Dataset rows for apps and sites
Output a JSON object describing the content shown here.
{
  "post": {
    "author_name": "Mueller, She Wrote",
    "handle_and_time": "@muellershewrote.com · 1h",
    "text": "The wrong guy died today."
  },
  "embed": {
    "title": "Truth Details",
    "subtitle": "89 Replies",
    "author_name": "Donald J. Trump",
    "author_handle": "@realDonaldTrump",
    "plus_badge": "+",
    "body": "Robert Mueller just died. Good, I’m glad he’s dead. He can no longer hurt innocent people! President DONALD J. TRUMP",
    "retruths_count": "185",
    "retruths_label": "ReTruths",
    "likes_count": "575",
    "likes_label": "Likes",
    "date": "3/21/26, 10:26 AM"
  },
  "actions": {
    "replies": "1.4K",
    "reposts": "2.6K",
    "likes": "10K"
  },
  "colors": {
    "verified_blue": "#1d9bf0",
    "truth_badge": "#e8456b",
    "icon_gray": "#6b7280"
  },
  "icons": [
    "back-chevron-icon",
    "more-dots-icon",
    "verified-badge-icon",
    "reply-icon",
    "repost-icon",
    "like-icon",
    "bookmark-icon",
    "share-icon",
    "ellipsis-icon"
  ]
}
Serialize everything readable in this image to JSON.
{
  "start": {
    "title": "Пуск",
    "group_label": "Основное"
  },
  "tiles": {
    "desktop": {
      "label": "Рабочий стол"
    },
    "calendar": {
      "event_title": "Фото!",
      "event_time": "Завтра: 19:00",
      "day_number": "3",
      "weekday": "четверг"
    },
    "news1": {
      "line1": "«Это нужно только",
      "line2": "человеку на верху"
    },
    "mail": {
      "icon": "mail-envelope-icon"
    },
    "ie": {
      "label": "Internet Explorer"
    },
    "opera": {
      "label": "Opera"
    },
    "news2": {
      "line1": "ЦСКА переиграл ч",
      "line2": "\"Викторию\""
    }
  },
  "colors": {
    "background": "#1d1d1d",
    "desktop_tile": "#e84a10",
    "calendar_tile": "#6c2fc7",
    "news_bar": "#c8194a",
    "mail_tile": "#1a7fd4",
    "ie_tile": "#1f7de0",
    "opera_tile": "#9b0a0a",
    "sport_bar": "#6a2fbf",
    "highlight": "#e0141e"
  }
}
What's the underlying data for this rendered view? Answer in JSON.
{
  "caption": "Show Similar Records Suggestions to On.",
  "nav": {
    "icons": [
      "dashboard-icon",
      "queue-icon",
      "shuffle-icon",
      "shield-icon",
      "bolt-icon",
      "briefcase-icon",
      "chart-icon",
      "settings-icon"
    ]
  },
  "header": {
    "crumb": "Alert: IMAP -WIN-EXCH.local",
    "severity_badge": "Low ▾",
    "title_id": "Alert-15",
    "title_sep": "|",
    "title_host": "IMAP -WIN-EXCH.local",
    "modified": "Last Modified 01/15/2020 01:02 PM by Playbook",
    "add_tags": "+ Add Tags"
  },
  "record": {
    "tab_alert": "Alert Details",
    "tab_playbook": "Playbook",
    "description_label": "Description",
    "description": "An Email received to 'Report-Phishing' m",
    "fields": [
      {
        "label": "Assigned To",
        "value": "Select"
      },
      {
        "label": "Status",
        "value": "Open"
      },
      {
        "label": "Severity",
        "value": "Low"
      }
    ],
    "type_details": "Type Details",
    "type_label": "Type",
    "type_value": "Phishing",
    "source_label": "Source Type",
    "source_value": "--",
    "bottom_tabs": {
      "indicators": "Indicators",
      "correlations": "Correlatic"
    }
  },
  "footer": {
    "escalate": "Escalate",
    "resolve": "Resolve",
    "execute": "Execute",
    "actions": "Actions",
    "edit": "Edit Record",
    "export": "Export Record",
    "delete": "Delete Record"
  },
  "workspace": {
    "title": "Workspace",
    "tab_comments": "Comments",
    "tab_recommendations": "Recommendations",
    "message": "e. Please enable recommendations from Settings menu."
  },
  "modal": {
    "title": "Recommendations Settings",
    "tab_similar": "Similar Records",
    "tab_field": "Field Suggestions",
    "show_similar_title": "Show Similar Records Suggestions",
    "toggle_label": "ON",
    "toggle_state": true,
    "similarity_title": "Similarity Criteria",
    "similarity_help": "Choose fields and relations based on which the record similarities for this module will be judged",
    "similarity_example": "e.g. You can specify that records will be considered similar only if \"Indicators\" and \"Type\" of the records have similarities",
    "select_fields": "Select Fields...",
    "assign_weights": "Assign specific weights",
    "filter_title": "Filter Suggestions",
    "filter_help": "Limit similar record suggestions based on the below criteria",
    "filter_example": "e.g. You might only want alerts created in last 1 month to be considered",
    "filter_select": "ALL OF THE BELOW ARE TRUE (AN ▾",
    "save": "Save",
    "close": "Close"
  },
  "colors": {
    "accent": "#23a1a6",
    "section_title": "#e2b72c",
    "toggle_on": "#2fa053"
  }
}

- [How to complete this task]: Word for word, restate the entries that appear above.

- [Your response]:
Output a JSON object describing the content shown here.
{
  "post": {
    "author_name": "Mueller, She Wrote",
    "handle_and_time": "@muellershewrote.com · 1h",
    "text": "The wrong guy died today."
  },
  "embed": {
    "title": "Truth Details",
    "subtitle": "89 Replies",
    "author_name": "Donald J. Trump",
    "author_handle": "@realDonaldTrump",
    "plus_badge": "+",
    "body": "Robert Mueller just died. Good, I’m glad he’s dead. He can no longer hurt innocent people! President DONALD J. TRUMP",
    "retruths_count": "185",
    "retruths_label": "ReTruths",
    "likes_count": "575",
    "likes_label": "Likes",
    "date": "3/21/26, 10:26 AM"
  },
  "actions": {
    "replies": "1.4K",
    "reposts": "2.6K",
    "likes": "10K"
  },
  "colors": {
    "verified_blue": "#1d9bf0",
    "truth_badge": "#e8456b",
    "icon_gray": "#6b7280"
  },
  "icons": [
    "back-chevron-icon",
    "more-dots-icon",
    "verified-badge-icon",
    "reply-icon",
    "repost-icon",
    "like-icon",
    "bookmark-icon",
    "share-icon",
    "ellipsis-icon"
  ]
}
Serialize everything readable in this image to JSON.
{
  "start": {
    "title": "Пуск",
    "group_label": "Основное"
  },
  "tiles": {
    "desktop": {
      "label": "Рабочий стол"
    },
    "calendar": {
      "event_title": "Фото!",
      "event_time": "Завтра: 19:00",
      "day_number": "3",
      "weekday": "четверг"
    },
    "news1": {
      "line1": "«Это нужно только",
      "line2": "человеку на верху"
    },
    "mail": {
      "icon": "mail-envelope-icon"
    },
    "ie": {
      "label": "Internet Explorer"
    },
    "opera": {
      "label": "Opera"
    },
    "news2": {
      "line1": "ЦСКА переиграл ч",
      "line2": "\"Викторию\""
    }
  },
  "colors": {
    "background": "#1d1d1d",
    "desktop_tile": "#e84a10",
    "calendar_tile": "#6c2fc7",
    "news_bar": "#c8194a",
    "mail_tile": "#1a7fd4",
    "ie_tile": "#1f7de0",
    "opera_tile": "#9b0a0a",
    "sport_bar": "#6a2fbf",
    "highlight": "#e0141e"
  }
}
What's the underlying data for this rendered view? Answer in JSON.
{
  "caption": "Show Similar Records Suggestions to On.",
  "nav": {
    "icons": [
      "dashboard-icon",
      "queue-icon",
      "shuffle-icon",
      "shield-icon",
      "bolt-icon",
      "briefcase-icon",
      "chart-icon",
      "settings-icon"
    ]
  },
  "header": {
    "crumb": "Alert: IMAP -WIN-EXCH.local",
    "severity_badge": "Low ▾",
    "title_id": "Alert-15",
    "title_sep": "|",
    "title_host": "IMAP -WIN-EXCH.local",
    "modified": "Last Modified 01/15/2020 01:02 PM by Playbook",
    "add_tags": "+ Add Tags"
  },
  "record": {
    "tab_alert": "Alert Details",
    "tab_playbook": "Playbook",
    "description_label": "Description",
    "description": "An Email received to 'Report-Phishing' m",
    "fields": [
      {
        "label": "Assigned To",
        "value": "Select"
      },
      {
        "label": "Status",
        "value": "Open"
      },
      {
        "label": "Severity",
        "value": "Low"
      }
    ],
    "type_details": "Type Details",
    "type_label": "Type",
    "type_value": "Phishing",
    "source_label": "Source Type",
    "source_value": "--",
    "bottom_tabs": {
      "indicators": "Indicators",
      "correlations": "Correlatic"
    }
  },
  "footer": {
    "escalate": "Escalate",
    "resolve": "Resolve",
    "execute": "Execute",
    "actions": "Actions",
    "edit": "Edit Record",
    "export": "Export Record",
    "delete": "Delete Record"
  },
  "workspace": {
    "title": "Workspace",
    "tab_comments": "Comments",
    "tab_recommendations": "Recommendations",
    "message": "e. Please enable recommendations from Settings menu."
  },
  "modal": {
    "title": "Recommendations Settings",
    "tab_similar": "Similar Records",
    "tab_field": "Field Suggestions",
    "show_similar_title": "Show Similar Records Suggestions",
    "toggle_label": "ON",
    "toggle_state": true,
    "similarity_title": "Similarity Criteria",
    "similarity_help": "Choose fields and relations based on which the record similarities for this module will be judged",
    "similarity_example": "e.g. You can specify that records will be considered similar only if \"Indicators\" and \"Type\" of the records have similarities",
    "select_fields": "Select Fields...",
    "assign_weights": "Assign specific weights",
    "filter_title": "Filter Suggestions",
    "filter_help": "Limit similar record suggestions based on the below criteria",
    "filter_example": "e.g. You might only want alerts created in last 1 month to be considered",
    "filter_select": "ALL OF THE BELOW ARE TRUE (AN ▾",
    "save": "Save",
    "close": "Close"
  },
  "colors": {
    "accent": "#23a1a6",
    "section_title": "#e2b72c",
    "toggle_on": "#2fa053"
  }
}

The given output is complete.